LONDON (Reuters) – Chancellor of the Exchequer Philip Hammond got here below renewed criticism from pro-Brexit lawmakers on Friday for warning that leaving the European Union with out an exit deal would hit public funds, underlining discord within the ruling Conservative Party.
FILE PHOTO: Britain’s Chancellor of the Exchequer Philip Hammond leaves 11 Downing Street in London, Britain, July 2, 2018. REUTERS/Simon Dawson/File Photo
Hammond, seen as some of the pro-EU members of Prime Minister Theresa May’s cupboard, has lengthy been a goal for the so-called Brexiteers who say the finance ministry is simply too pessimistic about Britain’s future outdoors the EU.
In a letter printed on Thursday, Hammond referred to forecasts made by his division in January, highlighting that below a no-deal situation, borrowing could be about 80 billion kilos a yr larger in 15 years’ time because the economic system grew extra slowly.
He additionally outlined particular sectors and areas that will be hit significantly onerous.
The letter provoked an offended response from the chief of an influential group of pro-Brexit lawmakers inside May’s Conservative Party, who stated the forecasts had been mistaken and a no-deal Brexit wouldn’t be as damaging as Hammond was predicting.
“The fact is that neither the chancellor nor the Treasury wants to leave the EU so they repeat themselves ever more noisily,” lawmaker Jacob Rees-Mogg, head of the European Research Group, instructed the Times newspaper.

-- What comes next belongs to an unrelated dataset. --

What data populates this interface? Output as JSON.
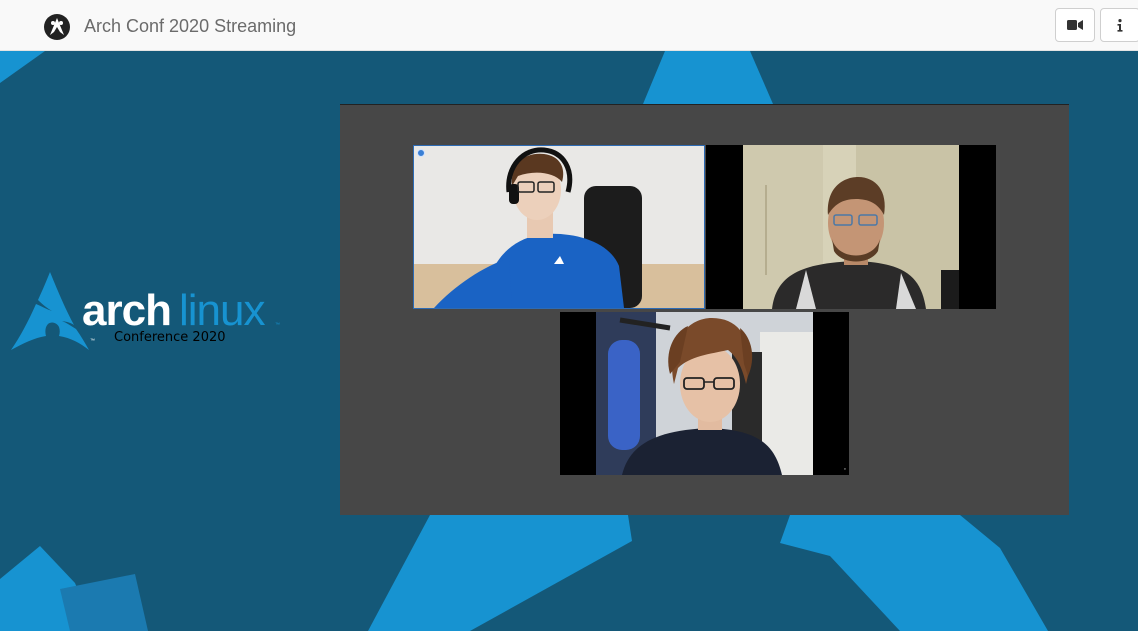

The government is making an attempt to barter a easy exit from the EU however hard-to-resolve variations between London and Brussels and the method of the March 2019 exit date have led to elevated preparations for an abrupt Brexit.
May’s “business-friendly” negotiating place on the important thing difficulty of commerce, printed final month, has exacerbated splits inside her occasion between these who desire a definitive break from the EU, and people, like Hammond, who wish to maintain shut ties.
The anger over Hammond’s feedback dominated the entrance pages of a number of newspapers, overshadowing the publication of 25 government steerage notes to companies and the general public on the right way to put together for and mitigate the influence of a no-deal Brexit.
Those official papers confirmed that firms buying and selling with the EU would face a tangle of pink tape, potential border delays, and extra expensive bank card funds except negotiators safe an exit deal.
Reporting by William James; Editing by William Schomberg